The birthday card, which had somehow miraculously appeared on her dresser, was concealed in a plain white envelope, the only evidence as to who it was from was her instantly recognizable handwriting on the front. In that looping, somewhat calligraphy-like handwriting was a single word: Emily. It lay on her dresser like a beacon, screaming out the love that it contained. Emily sat on her bed, staring at the white square, tapping her fingers against themselves, trying to keep herself from rushing over and ripping it open like a rabid four-year-old on her birthday. But after five minutes, the feeling still hadn’t passed; Emily stood, still restraining herself and walked (slowly) over to the dresser. Ever-so-carefully, she opened the envelope, half-expecting a big, extravagant surprise. But all that was in there was a lone sheet of white stationery paper with three forget-me-nots in the top left-hand corner. In that same handwriting it read:
I love you. There was also a big arrow pointing to the left of the paper, telling her to turn it over. Quickly, Emily flipped it over. Meet me in Jefferson Park at midnight for your extra-special birthday present. Owen. P.S. I love you.
Fingers trembling, Emily dropped the paper, letting it slowly float to the floor like a rather over-sized, white, square leaf. Why was she all of a sudden so nervous? Flustered (as she could be sometimes), she absently shoved a strand of light blonde hair behind her ear, the movement so automatic and habitual, she rarely even noticed she was doing it. Settling back down on her bed, Emily gazed at the clock, seeing but not registering the time. All that was going through her head was what on earth could Owen have for her at midnight?

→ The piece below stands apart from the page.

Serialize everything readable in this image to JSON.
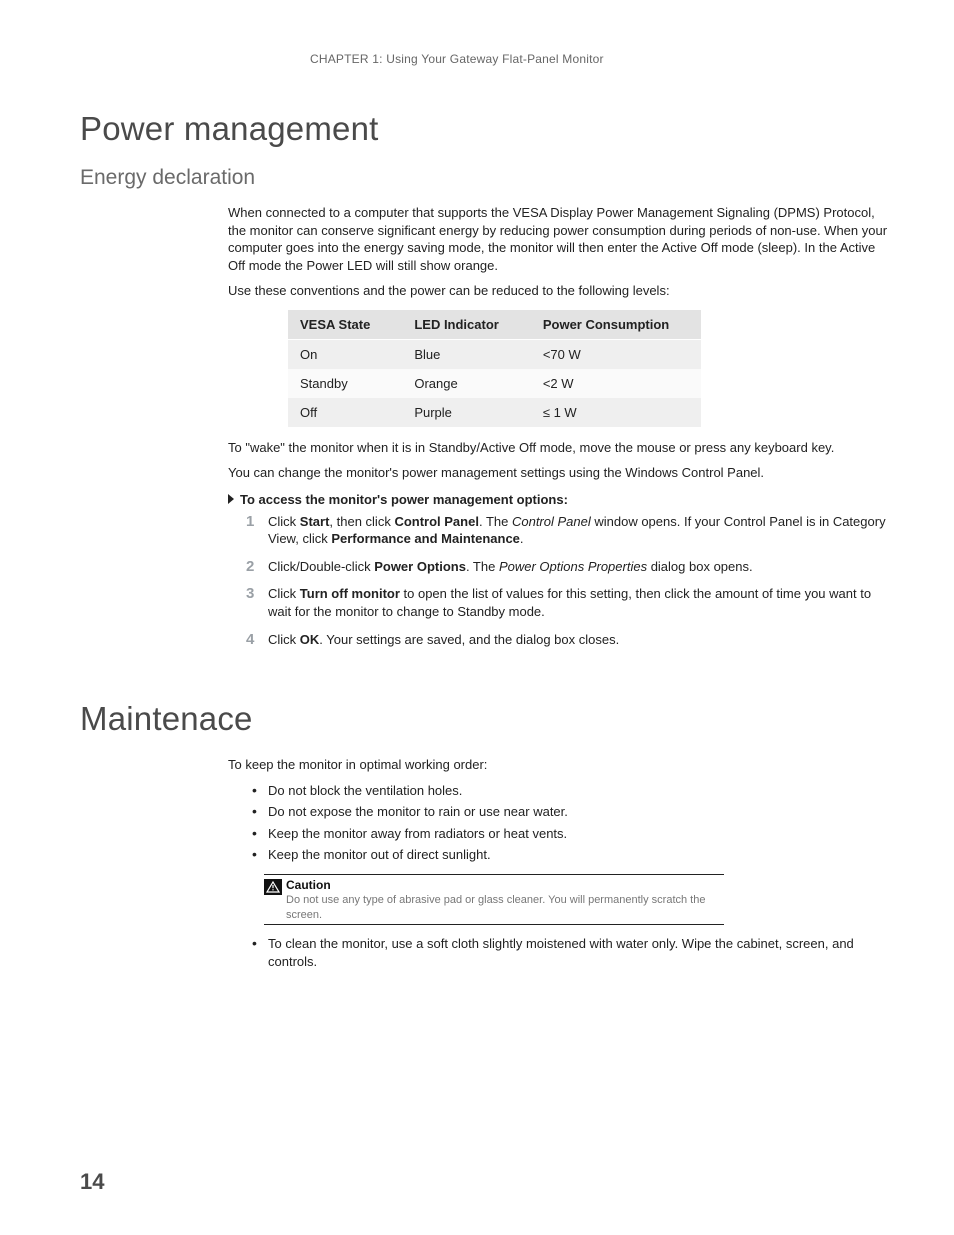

It wasn’t until her mother banged on the door, yelling that she would be late that Emily even remembered she was supposed to be going to school. Well, no time to think about the extra-special birthday surprise; Emily grabbed her bag and headed out the door. Rushing down the steps, her mother looked up from her position on the couch, Bible laying in her lap, coffee right beside her. It was a scene she’d been seeing ever since she was four years old.
“Slow down, honey, you don’t want to kill yourself running down those steps.